Tim Berners-Lee was knighted in 2004 for his achievements in relation to developing HTTP and HTML, the communication protocol and mark-up language respectively which drive today’s internet. A Londoner who graduated with a first-class degree in physics from Oxford University in 1976, Berners-Lee was to eventually end up at CERN where he performed his pioneering work on a set of innovations which would go on to change the world.
We have, then, a man who knows a thing or two about inventions and their unintended consequences.
Whilst working as an engineer with various employers over the years, Berners-Lee learned about computer networks and how to transfer hypertext across the wires. After refining his skills and ideas in Transmission Control Protocol (TCP) which linked to domain names, Berners-Lee built the World’s first ever website and piloted it online on 6 August 1991; the rest is history.
Since 2012, he has been serving as director and advisor on several tech boards including the World Wide Web Consortium (W3C) and the Open Data Institute.
A Note of Caution
During his keynote address at a tech conference in Canada last week, Berners-Lee urged simply, “Be careful. Think”. He recounted his journey of creating the Web and reflected on such a process as being a time of extreme creativity.
“But there are unintended consequences to everything that we do“, he reminded the attendees.

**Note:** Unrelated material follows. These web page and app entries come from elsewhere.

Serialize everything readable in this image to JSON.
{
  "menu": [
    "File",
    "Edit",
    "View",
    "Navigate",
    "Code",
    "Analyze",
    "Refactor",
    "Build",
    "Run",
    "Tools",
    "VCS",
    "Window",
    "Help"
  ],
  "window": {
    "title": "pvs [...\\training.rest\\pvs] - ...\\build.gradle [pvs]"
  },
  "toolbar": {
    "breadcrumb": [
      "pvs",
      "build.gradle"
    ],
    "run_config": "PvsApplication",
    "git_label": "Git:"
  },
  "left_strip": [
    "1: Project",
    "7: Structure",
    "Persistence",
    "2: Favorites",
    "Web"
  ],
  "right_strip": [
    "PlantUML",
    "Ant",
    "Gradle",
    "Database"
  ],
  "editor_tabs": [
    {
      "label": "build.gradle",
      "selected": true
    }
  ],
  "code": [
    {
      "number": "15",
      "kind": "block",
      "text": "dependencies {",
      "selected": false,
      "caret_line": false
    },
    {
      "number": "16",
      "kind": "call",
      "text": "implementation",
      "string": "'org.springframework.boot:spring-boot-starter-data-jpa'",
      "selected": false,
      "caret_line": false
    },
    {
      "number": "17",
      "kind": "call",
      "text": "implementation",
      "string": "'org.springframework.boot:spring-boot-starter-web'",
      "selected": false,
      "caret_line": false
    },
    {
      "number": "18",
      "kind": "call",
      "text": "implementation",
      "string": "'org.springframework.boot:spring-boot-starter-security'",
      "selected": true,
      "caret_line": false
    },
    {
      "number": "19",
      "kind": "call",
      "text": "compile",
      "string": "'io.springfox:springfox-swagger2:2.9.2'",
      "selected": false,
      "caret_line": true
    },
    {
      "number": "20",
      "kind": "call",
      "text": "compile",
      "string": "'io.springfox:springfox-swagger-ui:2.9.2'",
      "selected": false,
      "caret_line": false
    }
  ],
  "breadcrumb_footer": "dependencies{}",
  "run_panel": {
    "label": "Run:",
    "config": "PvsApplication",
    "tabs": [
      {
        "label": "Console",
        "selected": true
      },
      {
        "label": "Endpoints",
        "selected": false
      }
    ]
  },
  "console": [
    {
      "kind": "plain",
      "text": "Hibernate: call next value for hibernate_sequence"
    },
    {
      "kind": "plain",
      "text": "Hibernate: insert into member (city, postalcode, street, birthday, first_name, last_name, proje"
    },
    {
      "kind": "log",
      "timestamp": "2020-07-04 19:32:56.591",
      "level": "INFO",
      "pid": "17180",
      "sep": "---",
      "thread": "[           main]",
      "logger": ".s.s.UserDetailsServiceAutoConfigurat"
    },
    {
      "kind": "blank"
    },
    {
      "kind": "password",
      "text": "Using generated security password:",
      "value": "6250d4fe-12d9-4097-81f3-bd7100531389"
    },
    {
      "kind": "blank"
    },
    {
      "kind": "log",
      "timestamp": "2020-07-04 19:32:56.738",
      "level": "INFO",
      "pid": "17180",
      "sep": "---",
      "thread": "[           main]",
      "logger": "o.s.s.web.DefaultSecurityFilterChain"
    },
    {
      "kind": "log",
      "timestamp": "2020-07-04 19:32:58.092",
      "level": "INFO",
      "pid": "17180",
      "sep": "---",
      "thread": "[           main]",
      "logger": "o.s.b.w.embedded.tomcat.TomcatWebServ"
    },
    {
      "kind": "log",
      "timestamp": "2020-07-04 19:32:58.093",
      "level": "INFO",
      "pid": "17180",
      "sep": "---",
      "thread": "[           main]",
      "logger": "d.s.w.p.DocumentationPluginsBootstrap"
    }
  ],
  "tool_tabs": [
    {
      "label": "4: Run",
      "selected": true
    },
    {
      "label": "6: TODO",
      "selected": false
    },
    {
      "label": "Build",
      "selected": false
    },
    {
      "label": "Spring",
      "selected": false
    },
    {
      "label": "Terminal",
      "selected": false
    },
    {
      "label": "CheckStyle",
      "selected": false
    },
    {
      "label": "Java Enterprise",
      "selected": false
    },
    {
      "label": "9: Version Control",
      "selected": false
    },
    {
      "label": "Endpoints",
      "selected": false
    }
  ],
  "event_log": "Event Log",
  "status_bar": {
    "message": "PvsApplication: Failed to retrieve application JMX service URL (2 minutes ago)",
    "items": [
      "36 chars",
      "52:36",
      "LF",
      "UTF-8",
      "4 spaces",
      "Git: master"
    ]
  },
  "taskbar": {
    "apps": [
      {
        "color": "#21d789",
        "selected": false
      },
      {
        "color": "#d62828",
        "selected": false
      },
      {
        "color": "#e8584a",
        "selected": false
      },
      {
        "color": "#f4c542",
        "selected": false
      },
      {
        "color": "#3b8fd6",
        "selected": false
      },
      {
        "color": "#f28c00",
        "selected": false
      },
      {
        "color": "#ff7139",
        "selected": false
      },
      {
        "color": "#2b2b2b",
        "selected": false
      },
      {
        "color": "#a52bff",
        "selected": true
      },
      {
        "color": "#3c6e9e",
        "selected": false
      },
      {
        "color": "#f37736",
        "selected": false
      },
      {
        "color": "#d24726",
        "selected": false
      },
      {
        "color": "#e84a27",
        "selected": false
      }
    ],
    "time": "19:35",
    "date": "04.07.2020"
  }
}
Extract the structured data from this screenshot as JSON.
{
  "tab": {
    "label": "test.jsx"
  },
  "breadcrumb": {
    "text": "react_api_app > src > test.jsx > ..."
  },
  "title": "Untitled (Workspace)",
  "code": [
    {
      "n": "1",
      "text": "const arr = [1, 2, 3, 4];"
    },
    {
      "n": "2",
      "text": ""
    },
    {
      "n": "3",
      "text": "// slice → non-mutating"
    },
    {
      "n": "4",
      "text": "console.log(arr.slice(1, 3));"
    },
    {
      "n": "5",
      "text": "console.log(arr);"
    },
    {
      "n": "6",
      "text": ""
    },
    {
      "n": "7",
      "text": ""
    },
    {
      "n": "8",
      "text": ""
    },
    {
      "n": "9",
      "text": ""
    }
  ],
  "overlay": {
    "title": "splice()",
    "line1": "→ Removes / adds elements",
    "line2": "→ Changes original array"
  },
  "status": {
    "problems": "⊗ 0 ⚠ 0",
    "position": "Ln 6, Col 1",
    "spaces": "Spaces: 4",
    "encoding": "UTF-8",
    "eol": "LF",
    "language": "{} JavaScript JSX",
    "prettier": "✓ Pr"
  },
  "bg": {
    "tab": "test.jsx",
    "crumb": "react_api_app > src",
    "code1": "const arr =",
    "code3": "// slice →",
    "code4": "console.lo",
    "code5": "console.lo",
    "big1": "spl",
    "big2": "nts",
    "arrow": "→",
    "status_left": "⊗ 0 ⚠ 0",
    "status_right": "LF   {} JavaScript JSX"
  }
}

Referring specifically to current blockchain developments around the World, he urged us not to see the Blockchain as the magic bullet which some purport it to be, particularly in relation to the issues of hacking, security and privacy.
We will be giving ourselves “a false sense of security” in believing that technology is an instant solution to all of our challenges, Berners-Lee added.
Citing two prominent examples – Bitcoin and Facebook – which, he outlined, were not specifically designed to facilitate illicit illegal drug dealing or to be leveraged as platforms for swaying influence within the political arena, they were nevertheless clearly connected to such events, he pointed out.
“We can never foresee exactly how technology will be used and we have to think about those consequences“, he added.
Although generally known to have a positive outlook on balance with regards to the Blockchain –his W3C is already doing some work with it- his key message appeared to be that technology, far from being a blanket answer to everything can often give rise to just as many as problems as it sets out to solve.
Others also Expressing Concern
Risk management should form an active part of our blockchain strategies, says Deloitte, the largest professional services network in the world.
They acknowledge the countless benefits of Blockchain tech – lowering costs, enhancing trust, providing near-watertight guarantees of security among others – but also underlined the myriad of risks that it may also bring, falling in line with the Berners-Lee outlook.
“Businesses are now relying on algorithms –instead of humans – for trust dynamics, and the implications are profound“, a Deloitte spokesman attending the same conference said, “particularly for scenarios where smart contracts execute operations that have been found to be manipulated before their deployment“.
The legal and practical fallout of such scenarios present unexplored territory for both businesses and individuals of the future who will find much of their affairs tied to the Blockchain. Food for thought.
So forget ICOs, this might be where the real HODL’ing takes place…!